#### WHAT IS REQUIRED:
What's needed is a word-for-word retyping of the entries below, pictures omitted.

#### MATERIAL PROVIDED:
*** Block opens ***

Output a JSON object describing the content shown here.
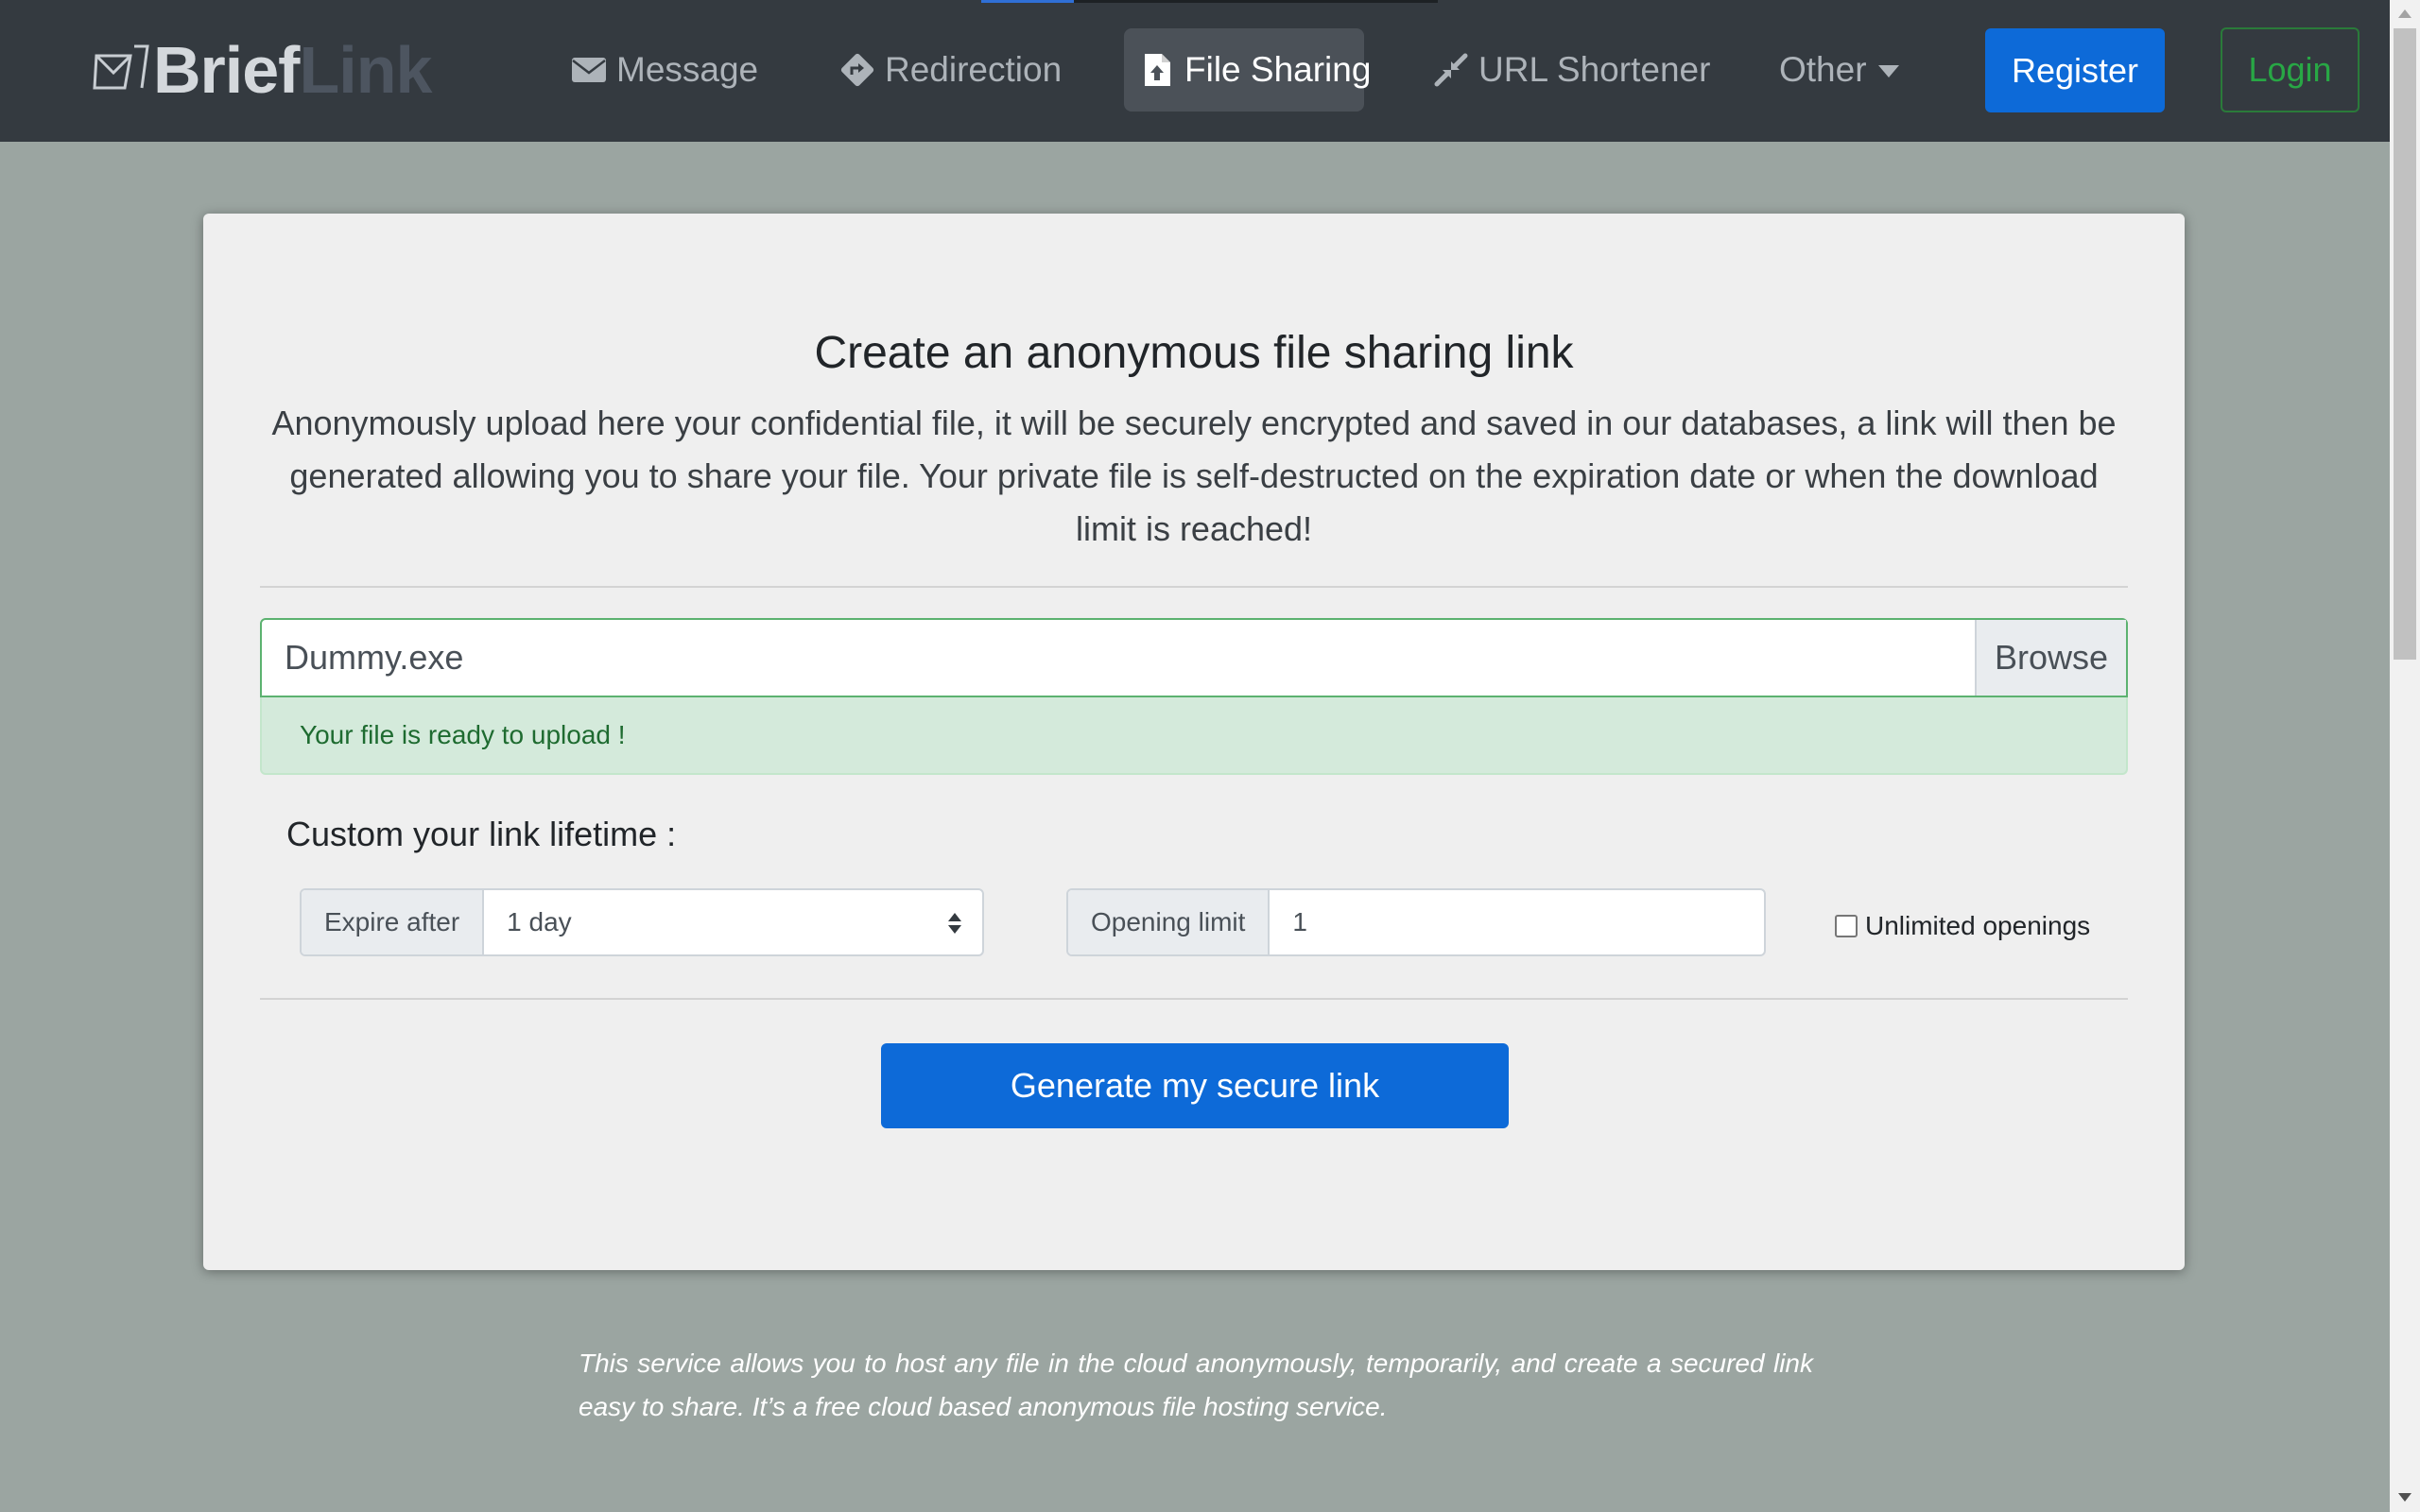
{
  "brand": {
    "part1": "Brief",
    "part2": "Link",
    "icon": "envelope-logo-icon"
  },
  "nav": {
    "items": [
      {
        "label": "Message",
        "icon": "envelope-icon"
      },
      {
        "label": "Redirection",
        "icon": "direction-sign-icon"
      },
      {
        "label": "File Sharing",
        "icon": "file-upload-icon",
        "active": true
      },
      {
        "label": "URL Shortener",
        "icon": "compress-arrows-icon"
      },
      {
        "label": "Other",
        "icon": "caret-down-icon"
      }
    ],
    "register_label": "Register",
    "login_label": "Login"
  },
  "card": {
    "title": "Create an anonymous file sharing link",
    "description": "Anonymously upload here your confidential file, it will be securely encrypted and saved in our databases, a link will then be generated allowing you to share your file. Your private file is self-destructed on the expiration date or when the download limit is reached!",
    "file": {
      "name": "Dummy.exe",
      "browse_label": "Browse"
    },
    "alert": "Your file is ready to upload !",
    "lifetime_label": "Custom your link lifetime :",
    "expire": {
      "label": "Expire after",
      "value": "1 day"
    },
    "opening": {
      "label": "Opening limit",
      "value": "1"
    },
    "unlimited_label": "Unlimited openings",
    "unlimited_checked": false,
    "generate_label": "Generate my secure link"
  },
  "footer_note": "This service allows you to host any file in the cloud anonymously, temporarily, and create a secured link easy to share. It’s a free cloud based anonymous file hosting service.",
  "colors": {
    "navbar": "#343a40",
    "page_bg": "#9ba5a1",
    "primary": "#0d6ad8",
    "success": "#28a745",
    "alert_bg": "#d4eadb"
  }
}
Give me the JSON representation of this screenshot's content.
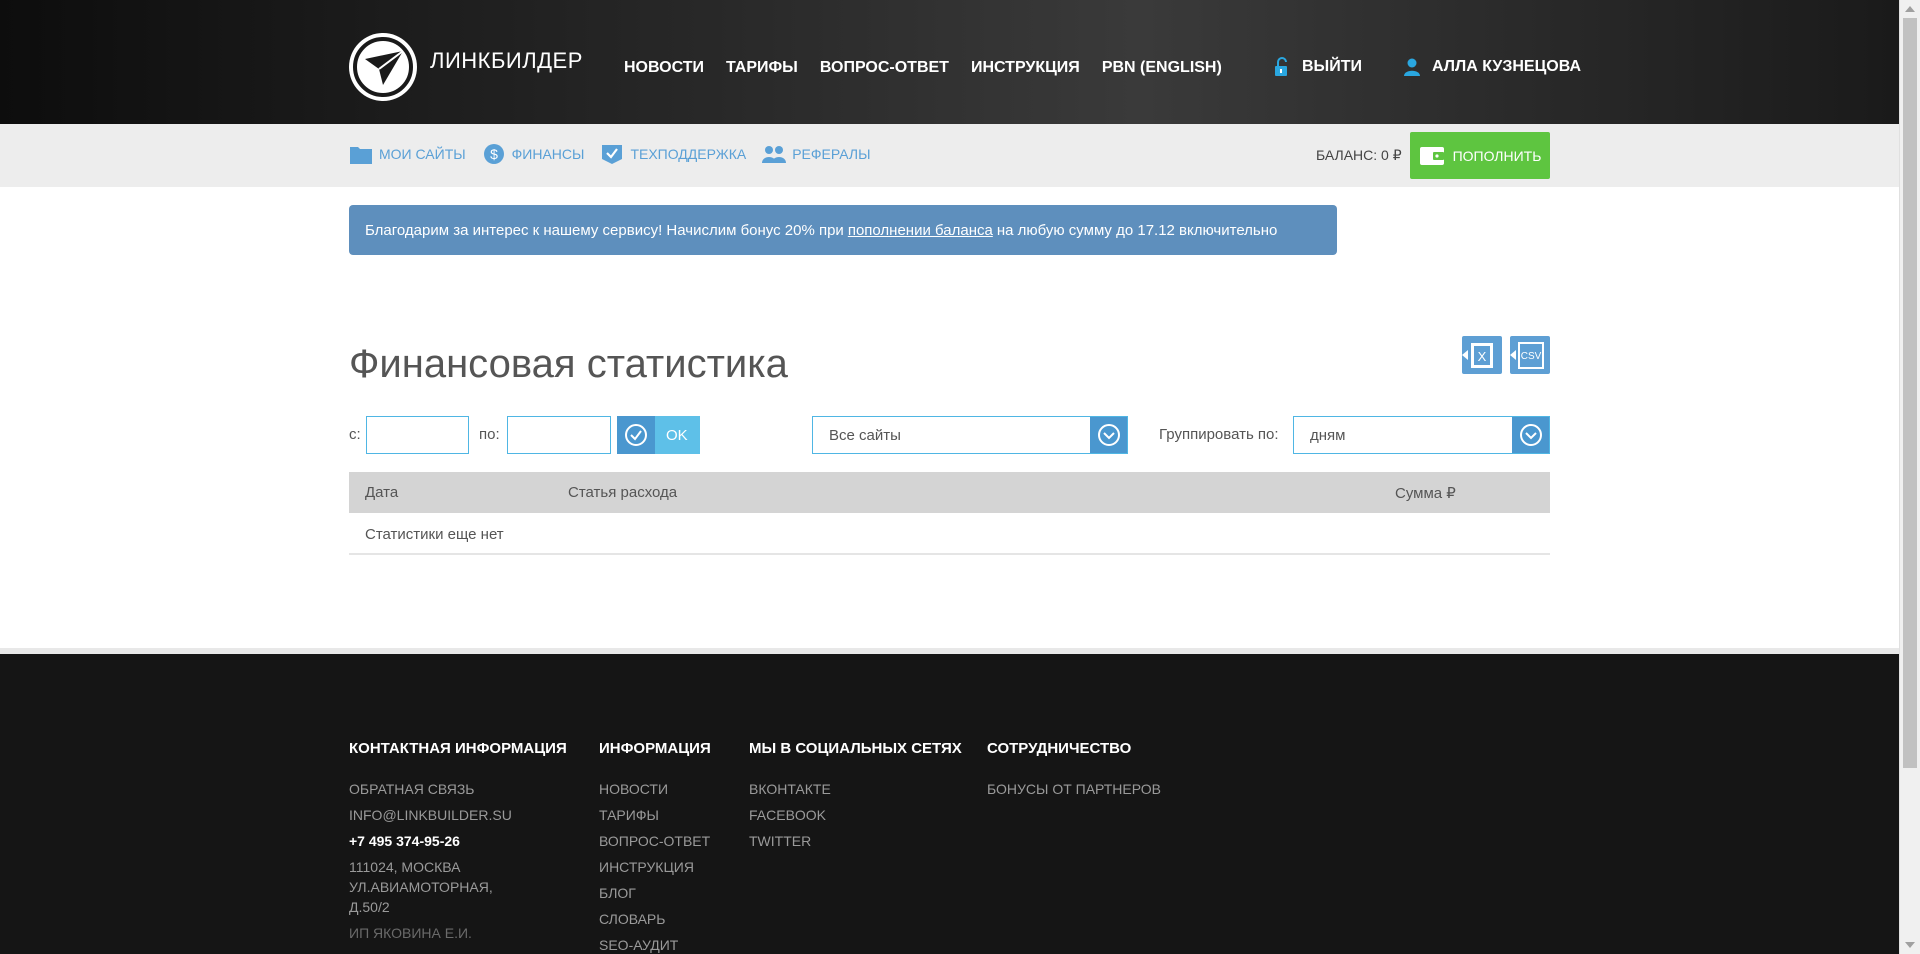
{
  "brand": {
    "name": "ЛИНКБИЛДЕР"
  },
  "main_nav": [
    {
      "label": "НОВОСТИ"
    },
    {
      "label": "ТАРИФЫ"
    },
    {
      "label": "ВОПРОС-ОТВЕТ"
    },
    {
      "label": "ИНСТРУКЦИЯ"
    },
    {
      "label": "PBN (ENGLISH)"
    }
  ],
  "user_nav": {
    "logout": "ВЫЙТИ",
    "user_name": "АЛЛА КУЗНЕЦОВА"
  },
  "sub_nav": [
    {
      "label": "МОИ САЙТЫ",
      "icon": "folder-icon"
    },
    {
      "label": "ФИНАНСЫ",
      "icon": "dollar-icon"
    },
    {
      "label": "ТЕХПОДДЕРЖКА",
      "icon": "check-badge-icon"
    },
    {
      "label": "РЕФЕРАЛЫ",
      "icon": "people-icon"
    }
  ],
  "balance": {
    "label": "БАЛАНС: 0 ₽",
    "topup_label": "ПОПОЛНИТЬ"
  },
  "alert": {
    "text_before": "Благодарим за интерес к нашему сервису! Начислим бонус 20% при",
    "link": "пополнении баланса",
    "text_after": "на любую сумму до 17.12 включительно"
  },
  "page": {
    "title": "Финансовая статистика",
    "export_xls": "X",
    "export_csv": "CSV"
  },
  "filters": {
    "from_label": "с:",
    "from_value": "",
    "to_label": "по:",
    "to_value": "",
    "ok_label": "OK",
    "site_select": "Все сайты",
    "group_label": "Группировать по:",
    "group_select": "дням"
  },
  "table": {
    "columns": [
      "Дата",
      "Статья расхода",
      "Сумма ₽"
    ],
    "empty_text": "Статистики еще нет"
  },
  "footer": {
    "contacts": {
      "heading": "КОНТАКТНАЯ ИНФОРМАЦИЯ",
      "feedback": "ОБРАТНАЯ СВЯЗЬ",
      "email": "INFO@LINKBUILDER.SU",
      "phone": "+7 495 374-95-26",
      "address_1": "111024, МОСКВА",
      "address_2": "УЛ.АВИАМОТОРНАЯ,",
      "address_3": "Д.50/2",
      "company": "ИП ЯКОВИНА Е.И."
    },
    "info": {
      "heading": "ИНФОРМАЦИЯ",
      "links": [
        "НОВОСТИ",
        "ТАРИФЫ",
        "ВОПРОС-ОТВЕТ",
        "ИНСТРУКЦИЯ",
        "БЛОГ",
        "СЛОВАРЬ",
        "SEO-АУДИТ"
      ]
    },
    "social": {
      "heading": "МЫ В СОЦИАЛЬНЫХ СЕТЯХ",
      "links": [
        "ВКОНТАКТЕ",
        "FACEBOOK",
        "TWITTER"
      ]
    },
    "partners": {
      "heading": "СОТРУДНИЧЕСТВО",
      "links": [
        "БОНУСЫ ОТ ПАРТНЕРОВ"
      ]
    }
  },
  "colors": {
    "accent_blue": "#5e9fd4",
    "green": "#5ec540",
    "alert_bg": "#5e8fbd"
  }
}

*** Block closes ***

#### THE COMPLETED TASK:
Output a JSON object describing the content shown here.
{
  "brand": {
    "part1": "Brief",
    "part2": "Link",
    "icon": "envelope-logo-icon"
  },
  "nav": {
    "items": [
      {
        "label": "Message",
        "icon": "envelope-icon"
      },
      {
        "label": "Redirection",
        "icon": "direction-sign-icon"
      },
      {
        "label": "File Sharing",
        "icon": "file-upload-icon",
        "active": true
      },
      {
        "label": "URL Shortener",
        "icon": "compress-arrows-icon"
      },
      {
        "label": "Other",
        "icon": "caret-down-icon"
      }
    ],
    "register_label": "Register",
    "login_label": "Login"
  },
  "card": {
    "title": "Create an anonymous file sharing link",
    "description": "Anonymously upload here your confidential file, it will be securely encrypted and saved in our databases, a link will then be generated allowing you to share your file. Your private file is self-destructed on the expiration date or when the download limit is reached!",
    "file": {
      "name": "Dummy.exe",
      "browse_label": "Browse"
    },
    "alert": "Your file is ready to upload !",
    "lifetime_label": "Custom your link lifetime :",
    "expire": {
      "label": "Expire after",
      "value": "1 day"
    },
    "opening": {
      "label": "Opening limit",
      "value": "1"
    },
    "unlimited_label": "Unlimited openings",
    "unlimited_checked": false,
    "generate_label": "Generate my secure link"
  },
  "footer_note": "This service allows you to host any file in the cloud anonymously, temporarily, and create a secured link easy to share. It’s a free cloud based anonymous file hosting service.",
  "colors": {
    "navbar": "#343a40",
    "page_bg": "#9ba5a1",
    "primary": "#0d6ad8",
    "success": "#28a745",
    "alert_bg": "#d4eadb"
  }
}
Give me the JSON representation of this screenshot's content.
{
  "brand": {
    "name": "ЛИНКБИЛДЕР"
  },
  "main_nav": [
    {
      "label": "НОВОСТИ"
    },
    {
      "label": "ТАРИФЫ"
    },
    {
      "label": "ВОПРОС-ОТВЕТ"
    },
    {
      "label": "ИНСТРУКЦИЯ"
    },
    {
      "label": "PBN (ENGLISH)"
    }
  ],
  "user_nav": {
    "logout": "ВЫЙТИ",
    "user_name": "АЛЛА КУЗНЕЦОВА"
  },
  "sub_nav": [
    {
      "label": "МОИ САЙТЫ",
      "icon": "folder-icon"
    },
    {
      "label": "ФИНАНСЫ",
      "icon": "dollar-icon"
    },
    {
      "label": "ТЕХПОДДЕРЖКА",
      "icon": "check-badge-icon"
    },
    {
      "label": "РЕФЕРАЛЫ",
      "icon": "people-icon"
    }
  ],
  "balance": {
    "label": "БАЛАНС: 0 ₽",
    "topup_label": "ПОПОЛНИТЬ"
  },
  "alert": {
    "text_before": "Благодарим за интерес к нашему сервису! Начислим бонус 20% при",
    "link": "пополнении баланса",
    "text_after": "на любую сумму до 17.12 включительно"
  },
  "page": {
    "title": "Финансовая статистика",
    "export_xls": "X",
    "export_csv": "CSV"
  },
  "filters": {
    "from_label": "с:",
    "from_value": "",
    "to_label": "по:",
    "to_value": "",
    "ok_label": "OK",
    "site_select": "Все сайты",
    "group_label": "Группировать по:",
    "group_select": "дням"
  },
  "table": {
    "columns": [
      "Дата",
      "Статья расхода",
      "Сумма ₽"
    ],
    "empty_text": "Статистики еще нет"
  },
  "footer": {
    "contacts": {
      "heading": "КОНТАКТНАЯ ИНФОРМАЦИЯ",
      "feedback": "ОБРАТНАЯ СВЯЗЬ",
      "email": "INFO@LINKBUILDER.SU",
      "phone": "+7 495 374-95-26",
      "address_1": "111024, МОСКВА",
      "address_2": "УЛ.АВИАМОТОРНАЯ,",
      "address_3": "Д.50/2",
      "company": "ИП ЯКОВИНА Е.И."
    },
    "info": {
      "heading": "ИНФОРМАЦИЯ",
      "links": [
        "НОВОСТИ",
        "ТАРИФЫ",
        "ВОПРОС-ОТВЕТ",
        "ИНСТРУКЦИЯ",
        "БЛОГ",
        "СЛОВАРЬ",
        "SEO-АУДИТ"
      ]
    },
    "social": {
      "heading": "МЫ В СОЦИАЛЬНЫХ СЕТЯХ",
      "links": [
        "ВКОНТАКТЕ",
        "FACEBOOK",
        "TWITTER"
      ]
    },
    "partners": {
      "heading": "СОТРУДНИЧЕСТВО",
      "links": [
        "БОНУСЫ ОТ ПАРТНЕРОВ"
      ]
    }
  },
  "colors": {
    "accent_blue": "#5e9fd4",
    "green": "#5ec540",
    "alert_bg": "#5e8fbd"
  }
}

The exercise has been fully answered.